══ Dataset

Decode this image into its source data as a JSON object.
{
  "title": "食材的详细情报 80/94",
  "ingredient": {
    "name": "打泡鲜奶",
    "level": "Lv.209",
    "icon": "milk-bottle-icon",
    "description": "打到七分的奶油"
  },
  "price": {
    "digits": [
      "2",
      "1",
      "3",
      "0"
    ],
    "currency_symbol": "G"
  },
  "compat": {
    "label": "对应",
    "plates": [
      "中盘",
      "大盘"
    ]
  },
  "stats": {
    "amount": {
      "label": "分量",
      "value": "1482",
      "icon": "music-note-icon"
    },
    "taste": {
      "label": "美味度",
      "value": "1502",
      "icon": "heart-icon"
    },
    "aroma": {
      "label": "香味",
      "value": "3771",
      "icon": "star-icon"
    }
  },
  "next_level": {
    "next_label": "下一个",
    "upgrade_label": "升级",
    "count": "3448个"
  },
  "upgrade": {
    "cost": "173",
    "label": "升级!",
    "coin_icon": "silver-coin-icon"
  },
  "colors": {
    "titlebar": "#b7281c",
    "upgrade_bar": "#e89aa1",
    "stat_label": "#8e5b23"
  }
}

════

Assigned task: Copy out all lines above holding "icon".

Solved exercise:
    "icon": "milk-bottle-icon",
      "icon": "music-note-icon"
      "icon": "heart-icon"
      "icon": "star-icon"
    "coin_icon": "silver-coin-icon"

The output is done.